Addressing anybody who had information about the killing, he said: "If you have a semblance of goodness in you, for God's sake turn these people in."
Detective Garda Joe Ryan, who was on duty with Mr Donohoe when he was killed, was among those who carried his Tricolour-draped coffin, with his Garda cap and gloves atop, into the church.
Uniformed colleagues formed a guard of honour as the cortege arrived to be met by the force's entire senior command, led by commissioner Martin Callinan.
Inside the hearse were wreaths which spelled out Dad, Brother and Son.
Along with his own family, the chief mourners included Mr Donohoe's parents Peggy and Hugh, his parents-in-law Bridie and Stephen, his sisters May and Anne and brothers Colm, Martin and Alan, as well as his brothers-in-law and sister-in-law.
In a moving eulogy, Colm said his brother died doing the job he loved and was born to do.
"Whatever Adrian did, whether it was on the football pitch, as a husband, father, son or a guard, he did it to the best of his ability," he said.
Mr Donohoe told the detective's widow that she was the love of his brother's life, and that the whole Donohoe family would always be there for her and their children.
"To Caroline, I want to thank you. Thank you for making Adrian the happiest, proudest husband and dad," he said.
"It's plain to see from the love you had for each other, you both met the loves of your lives."
He added that the family took comfort that Adrian had packed so much into his short life.
"He lived to his fullest," he said.
Choking back tears, as he described his brother as both big in stature and big in heart, he said he was "generous to a fault" and had so much to live for.
Also taking to the altar, Mr Callinan said no-one could adequately express the great sense of loss and revulsion felt by the Donohoe family, the force and the wider public in the wake of the cold blooded murder.
"We, Adrian's colleagues, are committed to ensuring that we bring the perpetrators responsible for this callous crime to justice," he said.
The Garda chief said his force was forever in debt to the local community for the outstanding generosity shown to the Donohoe family and his rank and file.
He added: "Adrian, Detective Garda, husband, father, son, brother, colleague, community leader, GAA man, friend, we will never forget you."

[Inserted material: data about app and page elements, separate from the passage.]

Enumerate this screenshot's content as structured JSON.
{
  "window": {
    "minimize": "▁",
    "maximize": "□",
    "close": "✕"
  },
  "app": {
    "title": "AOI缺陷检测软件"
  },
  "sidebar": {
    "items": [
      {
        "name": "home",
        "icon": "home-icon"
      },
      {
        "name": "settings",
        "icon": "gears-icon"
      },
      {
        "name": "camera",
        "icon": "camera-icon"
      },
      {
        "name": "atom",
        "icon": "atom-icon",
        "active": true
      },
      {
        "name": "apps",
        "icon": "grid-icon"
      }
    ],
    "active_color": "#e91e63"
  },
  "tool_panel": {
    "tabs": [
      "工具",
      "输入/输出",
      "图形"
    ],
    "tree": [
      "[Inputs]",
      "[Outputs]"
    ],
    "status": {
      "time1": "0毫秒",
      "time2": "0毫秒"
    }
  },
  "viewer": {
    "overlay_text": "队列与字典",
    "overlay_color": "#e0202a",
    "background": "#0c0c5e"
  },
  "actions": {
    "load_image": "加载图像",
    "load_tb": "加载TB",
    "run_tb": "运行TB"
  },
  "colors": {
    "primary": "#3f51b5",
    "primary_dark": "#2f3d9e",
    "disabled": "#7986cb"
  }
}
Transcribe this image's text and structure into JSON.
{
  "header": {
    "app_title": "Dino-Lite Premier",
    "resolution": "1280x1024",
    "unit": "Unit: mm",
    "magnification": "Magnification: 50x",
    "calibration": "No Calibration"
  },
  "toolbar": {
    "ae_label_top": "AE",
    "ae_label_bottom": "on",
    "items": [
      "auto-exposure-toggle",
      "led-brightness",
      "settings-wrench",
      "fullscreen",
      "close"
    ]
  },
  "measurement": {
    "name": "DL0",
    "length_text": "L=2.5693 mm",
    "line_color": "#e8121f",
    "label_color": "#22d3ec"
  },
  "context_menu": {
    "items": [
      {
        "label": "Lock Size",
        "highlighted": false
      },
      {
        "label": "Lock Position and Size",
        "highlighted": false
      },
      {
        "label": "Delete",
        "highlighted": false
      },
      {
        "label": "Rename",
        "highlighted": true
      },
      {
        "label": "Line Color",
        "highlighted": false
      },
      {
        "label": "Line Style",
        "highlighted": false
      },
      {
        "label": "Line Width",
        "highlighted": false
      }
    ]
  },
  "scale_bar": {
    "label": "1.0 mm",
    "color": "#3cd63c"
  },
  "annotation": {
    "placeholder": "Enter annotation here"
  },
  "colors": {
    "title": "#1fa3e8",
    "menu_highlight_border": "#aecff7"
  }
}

Mr Donohoe, murdered as he escorted staff with cash from his local credit union, is the first police officer shot dead in Ireland for 17 years since garda Jerry McCabe was gunned down by an IRA gang in a post office raid.
Mr McCabe's wife Ann and his retired Garda colleague Ben O'Sullivan, who survived that attack, also joined mourners in Dundalk.